BALTIMORE (AP) _ A study in mice suggests that an enzyme in the brain plays a key role in brain damage from stroke, boosting the idea that blocking this substance might reduce stroke damage in people.

The work also might provide insights into such conditions as Alzheimer's and Parkinson's diseases.

The enzyme normally repairs DNA. Researchers at the Johns Hopkins University School of Medicine suggest that a stroke throws this enzyme into overdrive, leading to cell death.

The enzyme, called PARP, previously had been suggested as playing a critical role in brain cell destruction after stroke. Scientists hope to develop a drug that can be given after a stroke to block PARP's effects, and so limit brain cell death.

The new work is reported in the October issue of the journal Nature Medicine by Valina Dawson, Dr. Solomon Snyder and Richard Traystman and other scientists at Hopkins and elsewhere.

They studied the effect of PARP by creating a strain of mice that lacked it. Then they temporarily interrupted the blood supply to part of the animals' brains to simulate a stroke.

The mice that lacked PARP showed about 80 percent less brain cell destruction than other mice did.

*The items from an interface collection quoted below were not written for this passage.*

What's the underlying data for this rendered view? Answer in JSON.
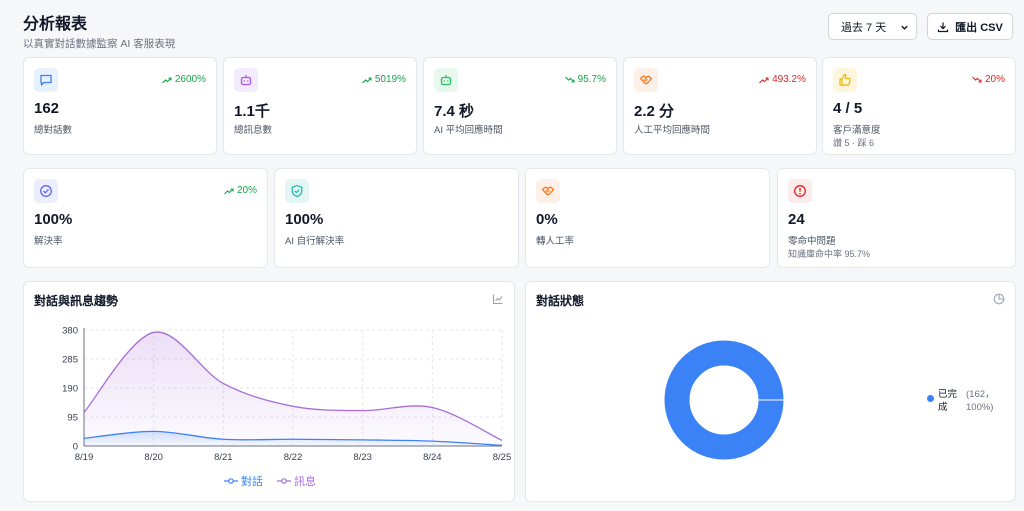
{
  "header": {
    "title": "分析報表",
    "subtitle": "以真實對話數據監察 AI 客服表現",
    "range_value": "過去 7 天",
    "export_label": "匯出 CSV"
  },
  "stats_row1": [
    {
      "value": "162",
      "label": "總對話數",
      "trend": "2600%",
      "trend_dir": "up",
      "trend_color": "#16a34a",
      "icon": "chat-bubble-icon",
      "icon_color": "#3b82f6",
      "icon_bg": "#e8f1fe"
    },
    {
      "value": "1.1千",
      "label": "總訊息數",
      "trend": "5019%",
      "trend_dir": "up",
      "trend_color": "#16a34a",
      "icon": "robot-icon",
      "icon_color": "#a855f7",
      "icon_bg": "#f5ebfe"
    },
    {
      "value": "7.4 秒",
      "label": "AI 平均回應時間",
      "trend": "95.7%",
      "trend_dir": "down",
      "trend_color": "#16a34a",
      "icon": "robot-icon",
      "icon_color": "#22c55e",
      "icon_bg": "#e8f8ee"
    },
    {
      "value": "2.2 分",
      "label": "人工平均回應時間",
      "trend": "493.2%",
      "trend_dir": "up",
      "trend_color": "#dc2626",
      "icon": "handshake-icon",
      "icon_color": "#f97316",
      "icon_bg": "#fdf0e6"
    },
    {
      "value": "4 / 5",
      "label": "客戶滿意度",
      "sub": "讚 5 · 踩 6",
      "trend": "20%",
      "trend_dir": "down",
      "trend_color": "#dc2626",
      "icon": "thumbs-up-icon",
      "icon_color": "#eab308",
      "icon_bg": "#fdf6dc"
    }
  ],
  "stats_row2": [
    {
      "value": "100%",
      "label": "解決率",
      "trend": "20%",
      "trend_dir": "up",
      "trend_color": "#16a34a",
      "icon": "check-circle-icon",
      "icon_color": "#6366f1",
      "icon_bg": "#ecedfd"
    },
    {
      "value": "100%",
      "label": "AI 自行解決率",
      "icon": "shield-check-icon",
      "icon_color": "#14b8a6",
      "icon_bg": "#e4f7f4"
    },
    {
      "value": "0%",
      "label": "轉人工率",
      "icon": "handshake-icon",
      "icon_color": "#f97316",
      "icon_bg": "#fdf0e6"
    },
    {
      "value": "24",
      "label": "零命中問題",
      "sub": "知識庫命中率 95.7%",
      "icon": "alert-circle-icon",
      "icon_color": "#dc2626",
      "icon_bg": "#fdecec"
    }
  ],
  "trend_panel": {
    "title": "對話與訊息趨勢",
    "icon": "line-chart-icon"
  },
  "status_panel": {
    "title": "對話狀態",
    "icon": "pie-chart-icon"
  },
  "chart_data": [
    {
      "type": "area",
      "title": "對話與訊息趨勢",
      "categories": [
        "8/19",
        "8/20",
        "8/21",
        "8/22",
        "8/23",
        "8/24",
        "8/25"
      ],
      "yticks": [
        0,
        95,
        190,
        285,
        380
      ],
      "ylim": [
        0,
        380
      ],
      "grid": true,
      "legend": "bottom",
      "series": [
        {
          "name": "對話",
          "color": "#3b82f6",
          "values": [
            25,
            48,
            22,
            22,
            20,
            16,
            2
          ]
        },
        {
          "name": "訊息",
          "color": "#a66cd9",
          "values": [
            110,
            372,
            205,
            130,
            116,
            126,
            18
          ]
        }
      ]
    },
    {
      "type": "pie",
      "title": "對話狀態",
      "donut": true,
      "legend": "right",
      "slices": [
        {
          "label": "已完成",
          "value": 162,
          "percent": "100%",
          "color": "#3b82f6",
          "detail": "(162，100%)"
        }
      ]
    }
  ]
}
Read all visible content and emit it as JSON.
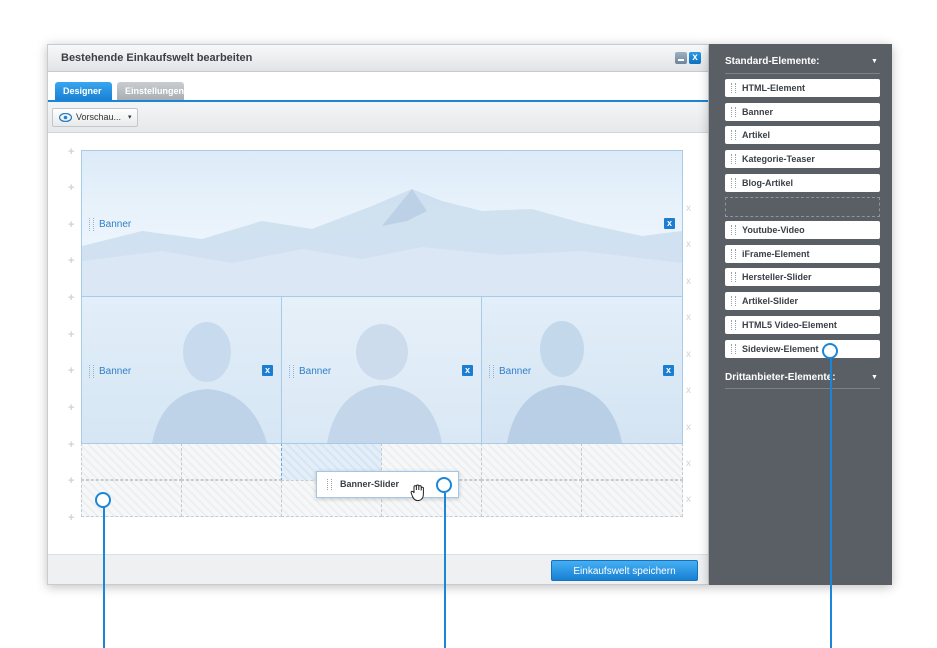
{
  "window": {
    "title": "Bestehende Einkaufswelt bearbeiten",
    "minimize_label": "_",
    "close_label": "x"
  },
  "tabs": [
    {
      "label": "Designer",
      "active": true
    },
    {
      "label": "Einstellungen",
      "active": false
    }
  ],
  "toolbar": {
    "preview_label": "Vorschau...",
    "preview_caret": "▾"
  },
  "canvas": {
    "banners": [
      {
        "label": "Banner"
      },
      {
        "label": "Banner"
      },
      {
        "label": "Banner"
      },
      {
        "label": "Banner"
      }
    ],
    "remove_label": "x",
    "row_remove_label": "x",
    "row_add_label": "+",
    "dragging_element": {
      "label": "Banner-Slider"
    }
  },
  "footer": {
    "save_label": "Einkaufswelt speichern"
  },
  "sidebar": {
    "standard_header": "Standard-Elemente:",
    "standard_items": [
      {
        "label": "HTML-Element"
      },
      {
        "label": "Banner"
      },
      {
        "label": "Artikel"
      },
      {
        "label": "Kategorie-Teaser"
      },
      {
        "label": "Blog-Artikel"
      },
      {
        "label": "Youtube-Video"
      },
      {
        "label": "iFrame-Element"
      },
      {
        "label": "Hersteller-Slider"
      },
      {
        "label": "Artikel-Slider"
      },
      {
        "label": "HTML5 Video-Element"
      },
      {
        "label": "Sideview-Element"
      }
    ],
    "third_party_header": "Drittanbieter-Elemente:",
    "caret": "▼"
  },
  "colors": {
    "accent": "#1d85d6",
    "sidebar_bg": "#595f64",
    "banner_text": "#2f7fc7"
  }
}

``We replicated the experiment several times to convince ourselves that this was real,'' Ms. Dawson said.